» **Work instructions**: In full and without alteration, reproduce every record.

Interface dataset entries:
-- Opening Marker --

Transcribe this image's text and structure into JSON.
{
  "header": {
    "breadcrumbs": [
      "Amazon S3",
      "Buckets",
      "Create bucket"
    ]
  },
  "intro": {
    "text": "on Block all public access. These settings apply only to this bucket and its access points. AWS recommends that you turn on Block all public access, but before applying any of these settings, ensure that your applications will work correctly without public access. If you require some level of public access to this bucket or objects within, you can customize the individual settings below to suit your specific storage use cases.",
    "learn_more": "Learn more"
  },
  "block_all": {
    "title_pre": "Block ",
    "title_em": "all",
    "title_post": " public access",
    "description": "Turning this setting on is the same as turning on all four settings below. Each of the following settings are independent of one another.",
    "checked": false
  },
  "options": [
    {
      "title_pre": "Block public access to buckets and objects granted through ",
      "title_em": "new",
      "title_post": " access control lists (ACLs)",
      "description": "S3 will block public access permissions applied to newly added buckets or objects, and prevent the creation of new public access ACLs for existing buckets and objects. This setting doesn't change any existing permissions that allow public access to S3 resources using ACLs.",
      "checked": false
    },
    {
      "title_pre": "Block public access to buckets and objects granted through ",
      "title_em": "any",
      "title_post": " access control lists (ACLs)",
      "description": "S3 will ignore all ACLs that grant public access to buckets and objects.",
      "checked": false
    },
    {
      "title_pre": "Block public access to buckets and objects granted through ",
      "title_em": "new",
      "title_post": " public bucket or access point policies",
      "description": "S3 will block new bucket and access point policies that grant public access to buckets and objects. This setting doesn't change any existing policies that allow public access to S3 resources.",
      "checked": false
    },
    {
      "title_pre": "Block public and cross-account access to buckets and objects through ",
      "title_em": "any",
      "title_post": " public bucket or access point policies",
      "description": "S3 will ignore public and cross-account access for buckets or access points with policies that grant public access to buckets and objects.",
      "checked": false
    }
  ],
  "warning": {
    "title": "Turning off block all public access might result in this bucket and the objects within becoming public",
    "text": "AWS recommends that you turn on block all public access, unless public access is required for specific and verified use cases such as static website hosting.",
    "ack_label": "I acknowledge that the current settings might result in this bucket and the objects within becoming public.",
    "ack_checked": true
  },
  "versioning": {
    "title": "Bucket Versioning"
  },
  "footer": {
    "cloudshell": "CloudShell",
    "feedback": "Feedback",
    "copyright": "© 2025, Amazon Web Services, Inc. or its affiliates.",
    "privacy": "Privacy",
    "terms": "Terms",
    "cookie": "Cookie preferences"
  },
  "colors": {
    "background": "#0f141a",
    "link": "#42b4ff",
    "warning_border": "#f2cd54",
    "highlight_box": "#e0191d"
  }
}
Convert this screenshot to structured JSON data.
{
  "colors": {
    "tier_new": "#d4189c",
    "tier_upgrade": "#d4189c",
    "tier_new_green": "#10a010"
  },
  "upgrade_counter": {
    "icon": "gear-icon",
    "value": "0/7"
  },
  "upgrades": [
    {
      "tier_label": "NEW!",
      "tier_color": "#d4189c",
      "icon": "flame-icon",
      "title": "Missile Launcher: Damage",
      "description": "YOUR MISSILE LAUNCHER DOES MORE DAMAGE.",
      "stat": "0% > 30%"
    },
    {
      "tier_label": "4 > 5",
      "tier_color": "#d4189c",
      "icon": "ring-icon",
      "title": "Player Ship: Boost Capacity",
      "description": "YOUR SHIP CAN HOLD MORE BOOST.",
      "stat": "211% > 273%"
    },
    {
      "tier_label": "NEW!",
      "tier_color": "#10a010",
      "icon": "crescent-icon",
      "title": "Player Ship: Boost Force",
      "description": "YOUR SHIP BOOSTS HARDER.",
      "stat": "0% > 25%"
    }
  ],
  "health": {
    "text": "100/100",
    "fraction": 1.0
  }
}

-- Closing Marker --

» **Answer section**:
Transcribe this image's text and structure into JSON.
{
  "header": {
    "breadcrumbs": [
      "Amazon S3",
      "Buckets",
      "Create bucket"
    ]
  },
  "intro": {
    "text": "on Block all public access. These settings apply only to this bucket and its access points. AWS recommends that you turn on Block all public access, but before applying any of these settings, ensure that your applications will work correctly without public access. If you require some level of public access to this bucket or objects within, you can customize the individual settings below to suit your specific storage use cases.",
    "learn_more": "Learn more"
  },
  "block_all": {
    "title_pre": "Block ",
    "title_em": "all",
    "title_post": " public access",
    "description": "Turning this setting on is the same as turning on all four settings below. Each of the following settings are independent of one another.",
    "checked": false
  },
  "options": [
    {
      "title_pre": "Block public access to buckets and objects granted through ",
      "title_em": "new",
      "title_post": " access control lists (ACLs)",
      "description": "S3 will block public access permissions applied to newly added buckets or objects, and prevent the creation of new public access ACLs for existing buckets and objects. This setting doesn't change any existing permissions that allow public access to S3 resources using ACLs.",
      "checked": false
    },
    {
      "title_pre": "Block public access to buckets and objects granted through ",
      "title_em": "any",
      "title_post": " access control lists (ACLs)",
      "description": "S3 will ignore all ACLs that grant public access to buckets and objects.",
      "checked": false
    },
    {
      "title_pre": "Block public access to buckets and objects granted through ",
      "title_em": "new",
      "title_post": " public bucket or access point policies",
      "description": "S3 will block new bucket and access point policies that grant public access to buckets and objects. This setting doesn't change any existing policies that allow public access to S3 resources.",
      "checked": false
    },
    {
      "title_pre": "Block public and cross-account access to buckets and objects through ",
      "title_em": "any",
      "title_post": " public bucket or access point policies",
      "description": "S3 will ignore public and cross-account access for buckets or access points with policies that grant public access to buckets and objects.",
      "checked": false
    }
  ],
  "warning": {
    "title": "Turning off block all public access might result in this bucket and the objects within becoming public",
    "text": "AWS recommends that you turn on block all public access, unless public access is required for specific and verified use cases such as static website hosting.",
    "ack_label": "I acknowledge that the current settings might result in this bucket and the objects within becoming public.",
    "ack_checked": true
  },
  "versioning": {
    "title": "Bucket Versioning"
  },
  "footer": {
    "cloudshell": "CloudShell",
    "feedback": "Feedback",
    "copyright": "© 2025, Amazon Web Services, Inc. or its affiliates.",
    "privacy": "Privacy",
    "terms": "Terms",
    "cookie": "Cookie preferences"
  },
  "colors": {
    "background": "#0f141a",
    "link": "#42b4ff",
    "warning_border": "#f2cd54",
    "highlight_box": "#e0191d"
  }
}
Convert this screenshot to structured JSON data.
{
  "colors": {
    "tier_new": "#d4189c",
    "tier_upgrade": "#d4189c",
    "tier_new_green": "#10a010"
  },
  "upgrade_counter": {
    "icon": "gear-icon",
    "value": "0/7"
  },
  "upgrades": [
    {
      "tier_label": "NEW!",
      "tier_color": "#d4189c",
      "icon": "flame-icon",
      "title": "Missile Launcher: Damage",
      "description": "YOUR MISSILE LAUNCHER DOES MORE DAMAGE.",
      "stat": "0% > 30%"
    },
    {
      "tier_label": "4 > 5",
      "tier_color": "#d4189c",
      "icon": "ring-icon",
      "title": "Player Ship: Boost Capacity",
      "description": "YOUR SHIP CAN HOLD MORE BOOST.",
      "stat": "211% > 273%"
    },
    {
      "tier_label": "NEW!",
      "tier_color": "#10a010",
      "icon": "crescent-icon",
      "title": "Player Ship: Boost Force",
      "description": "YOUR SHIP BOOSTS HARDER.",
      "stat": "0% > 25%"
    }
  ],
  "health": {
    "text": "100/100",
    "fraction": 1.0
  }
}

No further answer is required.